In rural Yemen, it's a girl's job to fetch water. Girls often have to make long, back-breaking journeys to bring water home, a full-time job that can keep them out of school. If they grow up without an education, these girls are more likely to marry early, have a larger family to feed, die in childbirth, and bring up malnourished children. They are less likely to make themselves heard socially and politically, encourage their children's education, or contribute to their country's development.
Yemen's water crisis is complex and all-encompassing, with repercussions on many aspects of human development. Intricately linked to the country's alarming food insecurity, it is a challenge that remains increasingly important to tackle effectively - whoever is in power.
The following photos, that I took between 2008 and 2010 and that were recently awarded a reporting trip to Portugal with the EJC, take a look at the Yemeni water crisis through women's eyes.
Because a girl carries water - Shahara, North Yemen, 2009 - Siham, barely 10, carries water back home from a rainwater pool in her village. It's a girl's job to fetch water in rural Yemen, and those who have to walk miles every day to find water often miss out on an education. But Siham is lucky, and every morning she attends the village's girls primary school. After her picture was taken, she quietly asked for a pen.
Balancing buckets - Shahara, North Yemen, 2009 - In their bright plastic buckets, women collect water from one of the village's rainwater pools.
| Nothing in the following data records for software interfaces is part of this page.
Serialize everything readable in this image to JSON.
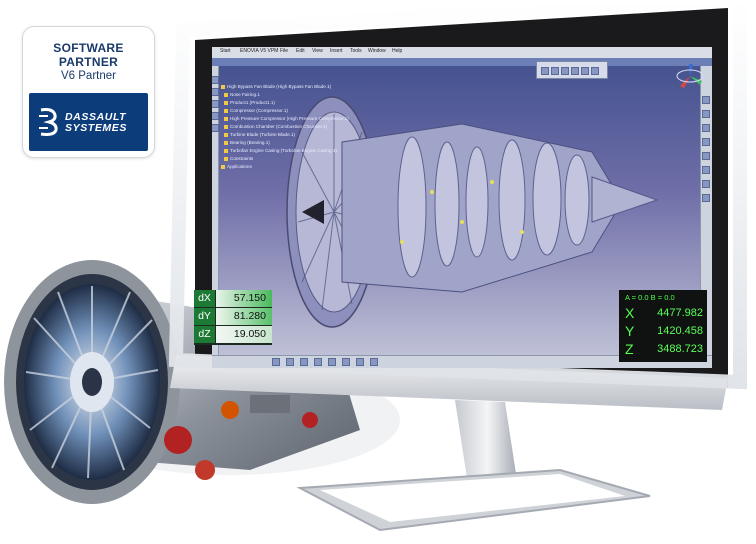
{
  "badge": {
    "line1": "SOFTWARE",
    "line2": "PARTNER",
    "line3": "V6 Partner",
    "brand": "DASSAULT\nSYSTEMES",
    "logo_icon": "3ds-logo-icon"
  },
  "catia": {
    "menu": [
      "Start",
      "ENOVIA V5 VPM",
      "File",
      "Edit",
      "View",
      "Insert",
      "Tools",
      "Window",
      "Help"
    ],
    "tree": [
      "High Bypass Fan Blade (High Bypass Fan Blade.1)",
      "Nose Fairing.1",
      "Product1 (Product1.1)",
      "Compressor (Compressor.1)",
      "High Pressure Compressor (High Pressure Compressor.1)",
      "Combustion Chamber (Combustion Chamber.1)",
      "Turbine Blade (Turbine Blade.1)",
      "Bearing (Bearing.1)",
      "Turbofan Engine Casing (Turbofan Engine Casing.1)",
      "Constraints",
      "Applications"
    ],
    "colors": {
      "background_top": "#3f4f8c",
      "background_bottom": "#c5c7da",
      "model": "#9fa4c8"
    }
  },
  "deltas": [
    {
      "label": "dX",
      "value": "57.150"
    },
    {
      "label": "dY",
      "value": "81.280"
    },
    {
      "label": "dZ",
      "value": "19.050"
    }
  ],
  "coords": {
    "header": "A = 0.0   B = 0.0",
    "rows": [
      {
        "label": "X",
        "value": "4477.982"
      },
      {
        "label": "Y",
        "value": "1420.458"
      },
      {
        "label": "Z",
        "value": "3488.723"
      }
    ]
  }
}
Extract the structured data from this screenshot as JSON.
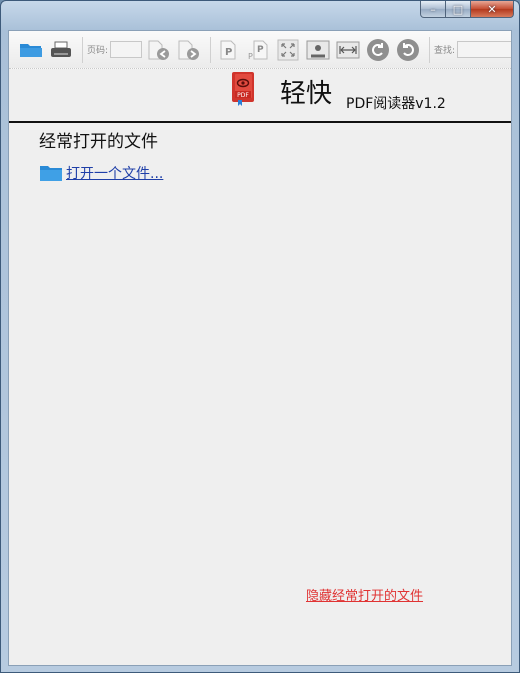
{
  "titlebar": {
    "minimize_glyph": "–",
    "maximize_glyph": "□",
    "close_glyph": "✕"
  },
  "toolbar": {
    "page_label": "页码:",
    "page_value": "",
    "search_label": "查找:",
    "search_value": ""
  },
  "header": {
    "app_name": "轻快",
    "app_subtitle": "PDF阅读器v1.2",
    "logo_text": "PDF"
  },
  "recent": {
    "title": "经常打开的文件",
    "open_file_label": "打开一个文件..."
  },
  "footer": {
    "hide_recent_label": "隐藏经常打开的文件"
  },
  "colors": {
    "link_blue": "#1f3fa8",
    "hide_link_red": "#e03333",
    "logo_red": "#d0342c",
    "folder_blue": "#2a8ad6"
  }
}
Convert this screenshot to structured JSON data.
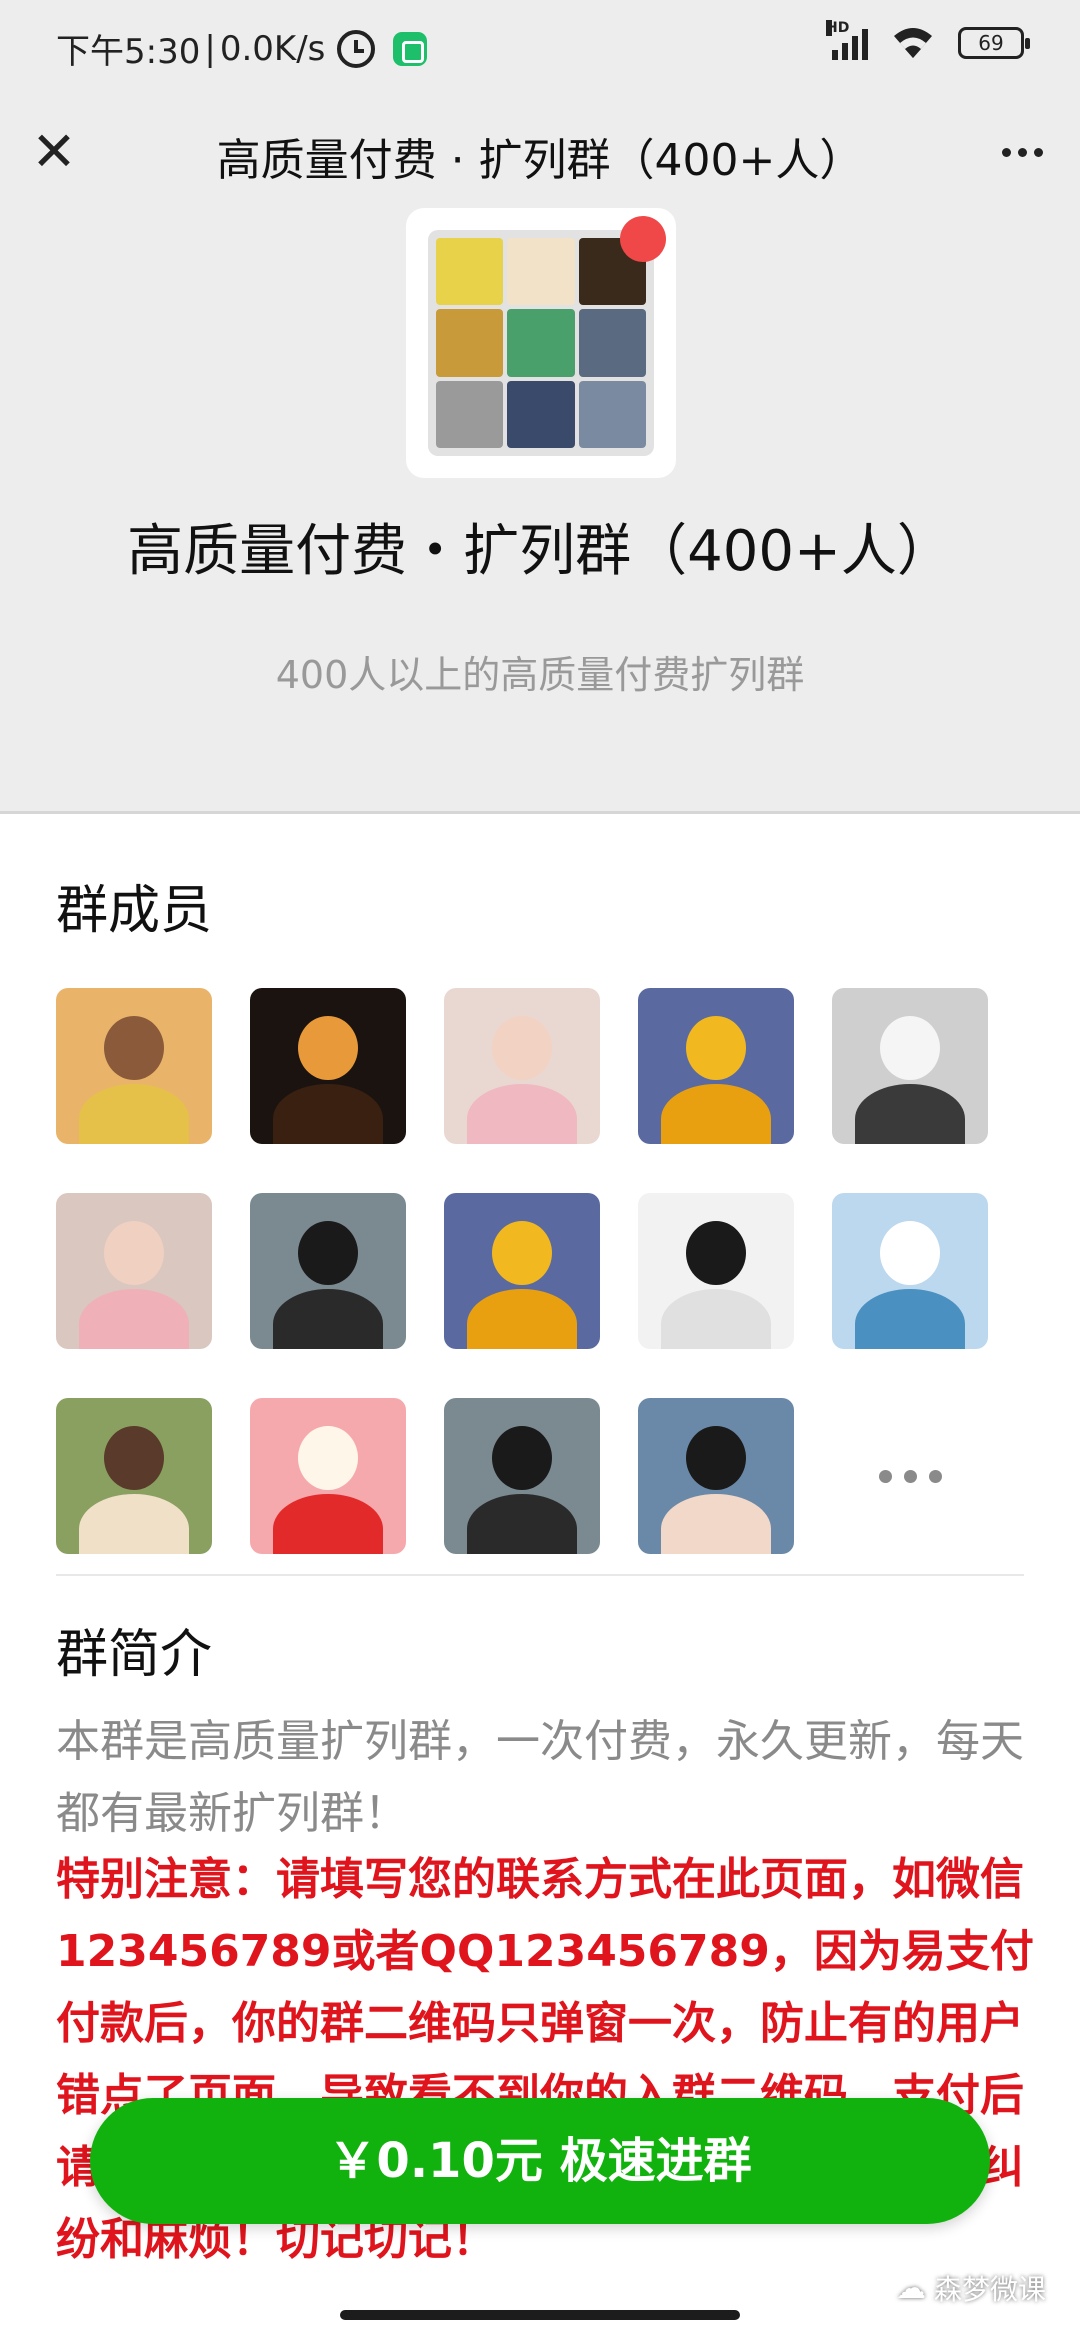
{
  "status_bar": {
    "time": "下午5:30",
    "separator": "|",
    "speed": "0.0K/s",
    "signal_label": "HD",
    "battery": "69"
  },
  "nav": {
    "title": "高质量付费 · 扩列群（400+人）",
    "close_icon": "close-icon",
    "more_icon": "more-icon"
  },
  "group": {
    "name": "高质量付费・扩列群（400+人）",
    "description": "400人以上的高质量付费扩列群",
    "avatar_colors": [
      "#e7d24a",
      "#f2e3c8",
      "#3a2a1c",
      "#c89a3a",
      "#4aa06a",
      "#5a6a80",
      "#9a9a9a",
      "#3a4a6a",
      "#7a8aa0"
    ]
  },
  "members": {
    "title": "群成员",
    "items": [
      {
        "name": "member-1",
        "bg": "#e9b46a",
        "head": "#8a5a3a",
        "body": "#e5c14a"
      },
      {
        "name": "member-2",
        "bg": "#1a1310",
        "head": "#e89a3a",
        "body": "#3a2010"
      },
      {
        "name": "member-3",
        "bg": "#e9d8d2",
        "head": "#f2d2c2",
        "body": "#f0b8c0"
      },
      {
        "name": "member-4",
        "bg": "#5a6aa0",
        "head": "#f2b820",
        "body": "#e8a010"
      },
      {
        "name": "member-5",
        "bg": "#cfcfcf",
        "head": "#f5f5f5",
        "body": "#3a3a3a"
      },
      {
        "name": "member-6",
        "bg": "#d9c7c0",
        "head": "#f0d0c0",
        "body": "#f0b0b8"
      },
      {
        "name": "member-7",
        "bg": "#7a8a90",
        "head": "#1a1a1a",
        "body": "#2a2a2a"
      },
      {
        "name": "member-8",
        "bg": "#5a6aa0",
        "head": "#f2b820",
        "body": "#e8a010"
      },
      {
        "name": "member-9",
        "bg": "#f2f2f2",
        "head": "#1a1a1a",
        "body": "#e0e0e0"
      },
      {
        "name": "member-10",
        "bg": "#bcd8ee",
        "head": "#ffffff",
        "body": "#4a90c0"
      },
      {
        "name": "member-11",
        "bg": "#8aa060",
        "head": "#5a3a2a",
        "body": "#f0e0c8"
      },
      {
        "name": "member-12",
        "bg": "#f6a9ad",
        "head": "#fff6ea",
        "body": "#e22a2a"
      },
      {
        "name": "member-13",
        "bg": "#7a8a90",
        "head": "#1a1a1a",
        "body": "#2a2a2a"
      },
      {
        "name": "member-14",
        "bg": "#6a88a8",
        "head": "#1a1a1a",
        "body": "#f2d8c8"
      }
    ],
    "more_icon": "more-dots-icon"
  },
  "intro": {
    "title": "群简介",
    "text": "本群是高质量扩列群，一次付费，永久更新，每天都有最新扩列群！",
    "notice": "特别注意：请填写您的联系方式在此页面，如微信123456789或者QQ123456789，因为易支付付款后，你的群二维码只弹窗一次，防止有的用户错点了页面，导致看不到你的入群二维码，支付后请截图保存好，请及时联系官方，产生不必要的纠纷和麻烦！切记切记！"
  },
  "join_button": {
    "label": "￥0.10元 极速进群",
    "color": "#12b20e"
  },
  "watermark": {
    "text": "森梦微课"
  }
}
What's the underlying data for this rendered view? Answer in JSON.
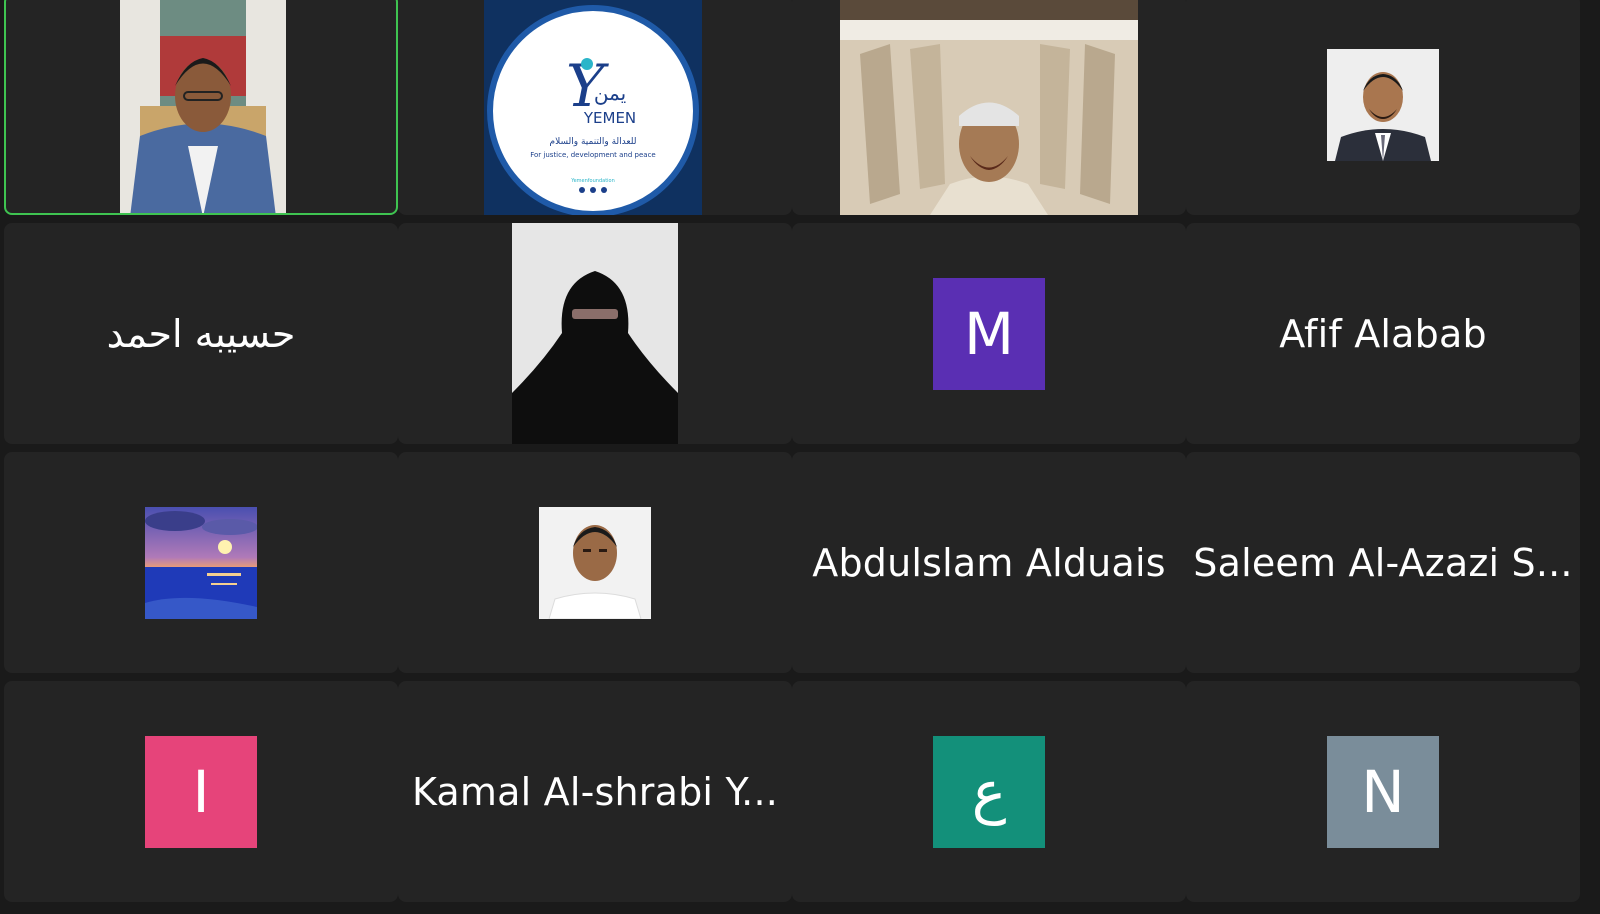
{
  "participants": [
    {
      "name": "",
      "type": "video",
      "active": true
    },
    {
      "name": "",
      "type": "logo",
      "logo_text": {
        "arabic_name": "يمن",
        "english_name": "YEMEN",
        "arabic_tagline": "للعدالة والتنمية والسلام",
        "english_tagline": "For justice, development and peace",
        "handle": "Yemenfoundation"
      }
    },
    {
      "name": "",
      "type": "video"
    },
    {
      "name": "",
      "type": "photo"
    },
    {
      "name": "حسيبه احمد",
      "type": "name"
    },
    {
      "name": "",
      "type": "photo"
    },
    {
      "name": "",
      "type": "initial",
      "initial": "M",
      "color": "#5a2fb3"
    },
    {
      "name": "Afif Alabab",
      "type": "name"
    },
    {
      "name": "",
      "type": "photo"
    },
    {
      "name": "",
      "type": "photo"
    },
    {
      "name": "Abdulslam Alduais",
      "type": "name"
    },
    {
      "name": "Saleem Al-Azazi S...",
      "type": "name"
    },
    {
      "name": "",
      "type": "initial",
      "initial": "I",
      "color": "#e6447a"
    },
    {
      "name": "Kamal Al-shrabi Y...",
      "type": "name"
    },
    {
      "name": "",
      "type": "initial",
      "initial": "ع",
      "color": "#13907a"
    },
    {
      "name": "",
      "type": "initial",
      "initial": "N",
      "color": "#7a8d9a"
    }
  ],
  "colors": {
    "background": "#1a1a1a",
    "tile": "#242424",
    "active_speaker_border": "#3fc451"
  }
}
Because it has been long since it last rained, the level inside the pool has dropped.
Eid water - Beit Baws, North Yemen, 2008 - Two girls carry water home from a pool at the bottom of their cliff-top village, on the outskirts of the Yemeni capital Sana'a. It's Eid al-Adha, an important Islamic festival, so the youngest girl is wearing lipstick.
Running the water home - Sana'a, North Yemen, 2010 - In cut-out jerry cans, two girls run home with the water they have collected from the local mosque. Despite a public water network in most of the Yemeni capital, in 2010, residents complained that the pipes ran dry for at least half of the month.